I have survived the Tet Offensive and lived underground in caves at Khe Sahn, pinned down and surrounded. I have survived many of the fiercest and most brutal battles in the history of mankind.
For weeks and sometimes months on end I have not had enough water to wash with, a change of clothes, a shave, seen a movie or even been able to stand up straight and walk because the enemy was always close enough to kill me.
I have survived frost bite, malaria, dehydration, jungle rot, gunshot and shrapnel wounds, dysentery and shell shock.
I have suffered daily from the sight of bodies torn violently apart and the awful smell of burnt flesh. I have been splattered with the blood of many good young men, some of whom were my best friends.

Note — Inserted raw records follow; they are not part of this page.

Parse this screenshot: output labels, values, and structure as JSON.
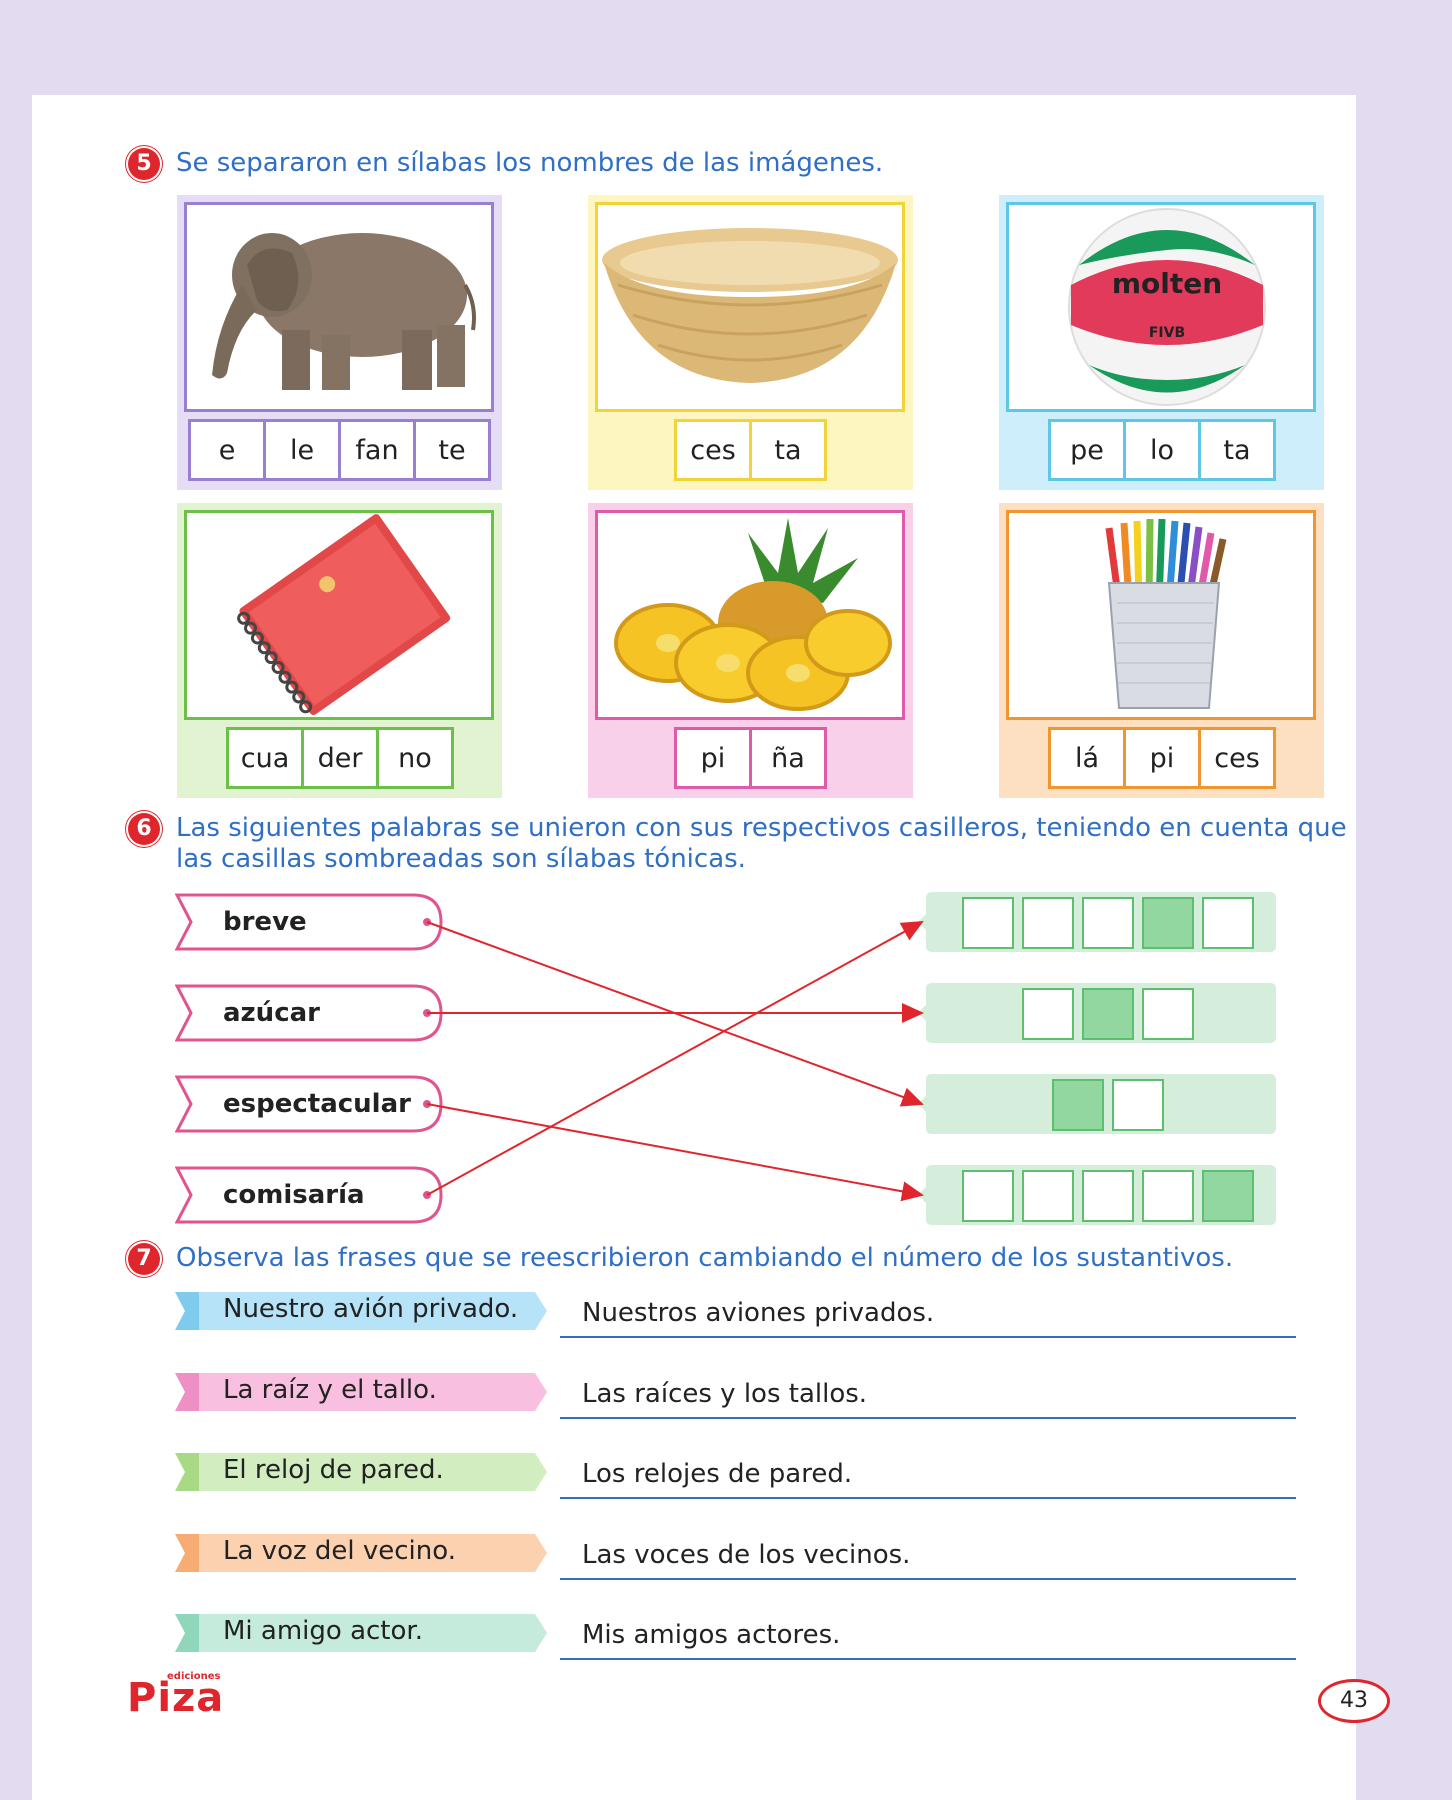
{
  "q5": {
    "number": "5",
    "instruction": "Se separaron en sílabas los nombres de las imágenes.",
    "items": [
      {
        "image": "elephant",
        "syllables": [
          "e",
          "le",
          "fan",
          "te"
        ],
        "color": "#9a7fd1",
        "bg": "#e5dcf5"
      },
      {
        "image": "basket",
        "syllables": [
          "ces",
          "ta"
        ],
        "color": "#f2d33a",
        "bg": "#fdf6c0"
      },
      {
        "image": "volleyball",
        "syllables": [
          "pe",
          "lo",
          "ta"
        ],
        "color": "#5fc7e6",
        "bg": "#cdeefa"
      },
      {
        "image": "notebook",
        "syllables": [
          "cua",
          "der",
          "no"
        ],
        "color": "#6cc04a",
        "bg": "#e2f3d2"
      },
      {
        "image": "pineapple",
        "syllables": [
          "pi",
          "ña"
        ],
        "color": "#e05aaa",
        "bg": "#f9d0ea"
      },
      {
        "image": "pencils",
        "syllables": [
          "lá",
          "pi",
          "ces"
        ],
        "color": "#f0962e",
        "bg": "#fde0c2"
      }
    ],
    "ball_text": {
      "brand": "molten",
      "mark": "FIVB"
    }
  },
  "q6": {
    "number": "6",
    "instruction_line1": "Las siguientes palabras se unieron con sus respectivos casilleros, teniendo en cuenta que",
    "instruction_line2": "las casillas sombreadas son sílabas tónicas.",
    "words": [
      "breve",
      "azúcar",
      "espectacular",
      "comisaría"
    ],
    "box_groups": [
      {
        "count": 5,
        "shaded_index": 3
      },
      {
        "count": 3,
        "shaded_index": 1
      },
      {
        "count": 2,
        "shaded_index": 0
      },
      {
        "count": 5,
        "shaded_index": 4
      }
    ],
    "connections": [
      [
        0,
        2
      ],
      [
        1,
        1
      ],
      [
        2,
        3
      ],
      [
        3,
        0
      ]
    ],
    "colors": {
      "tag": "#e0558f",
      "box_bg": "#d4eedb",
      "line": "#e0262d"
    }
  },
  "q7": {
    "number": "7",
    "instruction": "Observa las frases que se reescribieron cambiando el número de los sustantivos.",
    "rows": [
      {
        "phrase": "Nuestro avión privado.",
        "answer": "Nuestros aviones privados.",
        "color": "#b6e3f7",
        "accent": "#7fcbee"
      },
      {
        "phrase": "La raíz y el tallo.",
        "answer": "Las raíces y los tallos.",
        "color": "#f8bfe0",
        "accent": "#ee8fc6"
      },
      {
        "phrase": "El reloj de pared.",
        "answer": "Los relojes de pared.",
        "color": "#d2eec0",
        "accent": "#a8da86"
      },
      {
        "phrase": "La voz del vecino.",
        "answer": "Las voces de los vecinos.",
        "color": "#fbd1b0",
        "accent": "#f6ac72"
      },
      {
        "phrase": "Mi amigo actor.",
        "answer": "Mis amigos actores.",
        "color": "#c4ebdc",
        "accent": "#8fd6bb"
      }
    ]
  },
  "footer": {
    "logo": "Piza",
    "logo_small": "ediciones",
    "page_number": "43"
  }
}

I have been captured and tortured in POW camps.
I have found the courage and the strength to endure hardship and violence of combat because I knew that if I lost or gave in, my family lost, my community lost and America lost. I did what I did to serve and represent others.

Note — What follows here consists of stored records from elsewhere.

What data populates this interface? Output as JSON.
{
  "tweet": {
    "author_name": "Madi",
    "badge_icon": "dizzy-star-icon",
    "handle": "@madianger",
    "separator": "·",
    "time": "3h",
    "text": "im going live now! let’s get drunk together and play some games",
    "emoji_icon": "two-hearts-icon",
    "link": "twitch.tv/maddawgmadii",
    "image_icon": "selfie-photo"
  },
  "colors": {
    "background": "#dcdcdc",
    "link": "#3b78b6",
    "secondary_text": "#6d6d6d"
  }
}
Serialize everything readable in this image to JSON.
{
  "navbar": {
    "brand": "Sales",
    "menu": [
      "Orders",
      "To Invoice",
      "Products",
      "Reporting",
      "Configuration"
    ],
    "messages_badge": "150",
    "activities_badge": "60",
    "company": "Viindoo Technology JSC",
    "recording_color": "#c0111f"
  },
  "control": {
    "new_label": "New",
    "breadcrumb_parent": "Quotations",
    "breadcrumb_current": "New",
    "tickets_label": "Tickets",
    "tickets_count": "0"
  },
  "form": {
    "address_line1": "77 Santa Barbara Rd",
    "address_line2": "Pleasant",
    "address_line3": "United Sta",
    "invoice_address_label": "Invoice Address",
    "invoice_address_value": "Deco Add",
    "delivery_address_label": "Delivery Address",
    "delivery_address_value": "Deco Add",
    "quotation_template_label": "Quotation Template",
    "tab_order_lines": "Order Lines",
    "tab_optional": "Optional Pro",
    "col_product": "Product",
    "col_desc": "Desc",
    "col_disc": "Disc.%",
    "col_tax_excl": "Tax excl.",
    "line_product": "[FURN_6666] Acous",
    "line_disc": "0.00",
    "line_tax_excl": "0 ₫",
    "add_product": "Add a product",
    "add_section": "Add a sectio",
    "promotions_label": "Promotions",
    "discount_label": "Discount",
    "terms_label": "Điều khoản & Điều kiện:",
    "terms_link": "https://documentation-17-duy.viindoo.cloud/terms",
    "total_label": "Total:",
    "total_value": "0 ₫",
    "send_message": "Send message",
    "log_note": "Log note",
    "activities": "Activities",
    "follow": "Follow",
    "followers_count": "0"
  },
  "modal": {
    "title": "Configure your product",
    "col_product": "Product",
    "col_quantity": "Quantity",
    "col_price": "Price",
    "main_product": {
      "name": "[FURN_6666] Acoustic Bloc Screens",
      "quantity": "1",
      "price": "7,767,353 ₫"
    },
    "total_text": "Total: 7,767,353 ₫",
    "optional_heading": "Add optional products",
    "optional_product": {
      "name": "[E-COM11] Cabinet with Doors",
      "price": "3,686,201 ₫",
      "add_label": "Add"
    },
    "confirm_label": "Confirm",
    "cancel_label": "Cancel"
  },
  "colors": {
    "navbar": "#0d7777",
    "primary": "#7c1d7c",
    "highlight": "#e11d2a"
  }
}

I have been the leading edge in the cause of democracy; the every human is created equal and is endowed with unalienable rights to life, liberty and the pursuit of happiness. I have picked up these ideals, put them on my shoulders and carried them forward no matter what the circumstances.
And when I was through with the battle, I came home and didn’t say a word about it, even though the memories haunt me daily.

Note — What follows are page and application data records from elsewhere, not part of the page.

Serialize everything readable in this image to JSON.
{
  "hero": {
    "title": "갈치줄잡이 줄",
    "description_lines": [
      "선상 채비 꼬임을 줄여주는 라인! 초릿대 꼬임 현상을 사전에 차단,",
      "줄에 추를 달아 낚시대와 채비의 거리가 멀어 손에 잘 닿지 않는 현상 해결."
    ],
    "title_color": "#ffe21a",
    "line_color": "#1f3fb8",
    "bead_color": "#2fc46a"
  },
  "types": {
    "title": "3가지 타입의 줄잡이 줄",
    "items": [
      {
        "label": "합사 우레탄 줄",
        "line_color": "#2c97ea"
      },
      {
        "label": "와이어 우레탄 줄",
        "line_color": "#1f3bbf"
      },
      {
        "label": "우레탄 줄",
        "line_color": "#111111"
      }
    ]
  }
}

These are the things that I learned in my contribution to mankind:
I learned that service is always rewarding and something to be proud of.
I learned that an empty sleeve is better than an empty soul; that cowardice never carries the day.
And I learned that even under the worst conditions imaginable, every human being has an equal capacity for extraordinary courage.
Saturday, Nov. 11 is my day. I ask for your recognition.
When you honor me you honor courage, commitment, perseverance and the indomitable essence of the human spirit. When you honor the human spirit, you honor yourself and all of mankind.
Lou Kern, USMC 3rd Force Recon ’68 Vietnam, is a woodworker in Oakdale.